[THE INPUT]
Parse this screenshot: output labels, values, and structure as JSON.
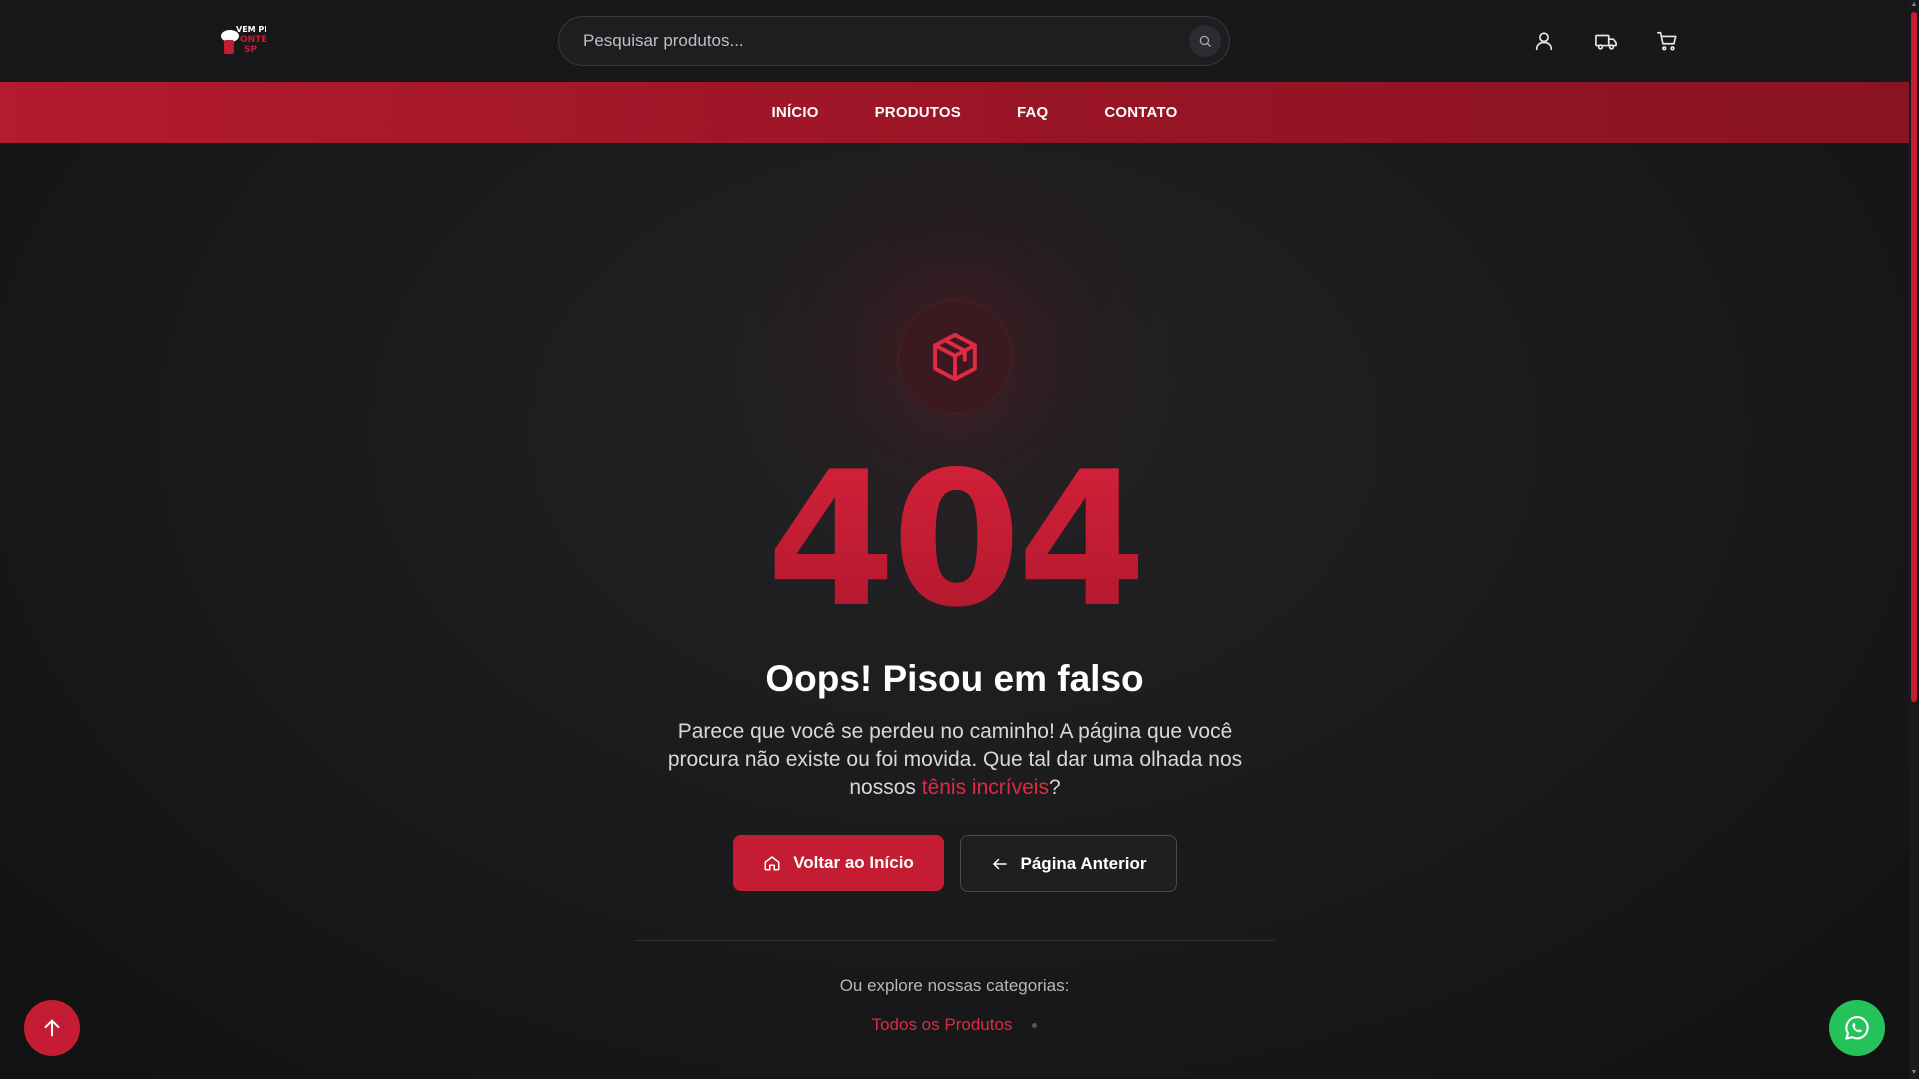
{
  "header": {
    "logo_text": "VEM PRA ONTE SP",
    "search_placeholder": "Pesquisar produtos...",
    "icons": [
      "search-icon",
      "user-icon",
      "truck-icon",
      "cart-icon"
    ]
  },
  "nav": {
    "items": [
      {
        "label": "INÍCIO"
      },
      {
        "label": "PRODUTOS"
      },
      {
        "label": "FAQ"
      },
      {
        "label": "CONTATO"
      }
    ]
  },
  "main": {
    "icon": "package-icon",
    "code": "404",
    "title": "Oops! Pisou em falso",
    "description_before": "Parece que você se perdeu no caminho! A página que você procura não existe ou foi movida. Que tal dar uma olhada nos nossos ",
    "description_link": "tênis incríveis",
    "description_after": "?",
    "primary_button": "Voltar ao Início",
    "secondary_button": "Página Anterior",
    "explore_label": "Ou explore nossas categorias:",
    "categories": [
      "Todos os Produtos"
    ]
  },
  "colors": {
    "accent": "#c41d33",
    "nav_bg": "#9a1526",
    "background": "#1a1a1c",
    "whatsapp": "#25c25a"
  }
}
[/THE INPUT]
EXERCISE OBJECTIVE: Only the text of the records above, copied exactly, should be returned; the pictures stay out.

ANSWER TO THIS PROBLEM:
Parse this screenshot: output labels, values, and structure as JSON.
{
  "header": {
    "logo_text": "VEM PRA ONTE SP",
    "search_placeholder": "Pesquisar produtos...",
    "icons": [
      "search-icon",
      "user-icon",
      "truck-icon",
      "cart-icon"
    ]
  },
  "nav": {
    "items": [
      {
        "label": "INÍCIO"
      },
      {
        "label": "PRODUTOS"
      },
      {
        "label": "FAQ"
      },
      {
        "label": "CONTATO"
      }
    ]
  },
  "main": {
    "icon": "package-icon",
    "code": "404",
    "title": "Oops! Pisou em falso",
    "description_before": "Parece que você se perdeu no caminho! A página que você procura não existe ou foi movida. Que tal dar uma olhada nos nossos ",
    "description_link": "tênis incríveis",
    "description_after": "?",
    "primary_button": "Voltar ao Início",
    "secondary_button": "Página Anterior",
    "explore_label": "Ou explore nossas categorias:",
    "categories": [
      "Todos os Produtos"
    ]
  },
  "colors": {
    "accent": "#c41d33",
    "nav_bg": "#9a1526",
    "background": "#1a1a1c",
    "whatsapp": "#25c25a"
  }
}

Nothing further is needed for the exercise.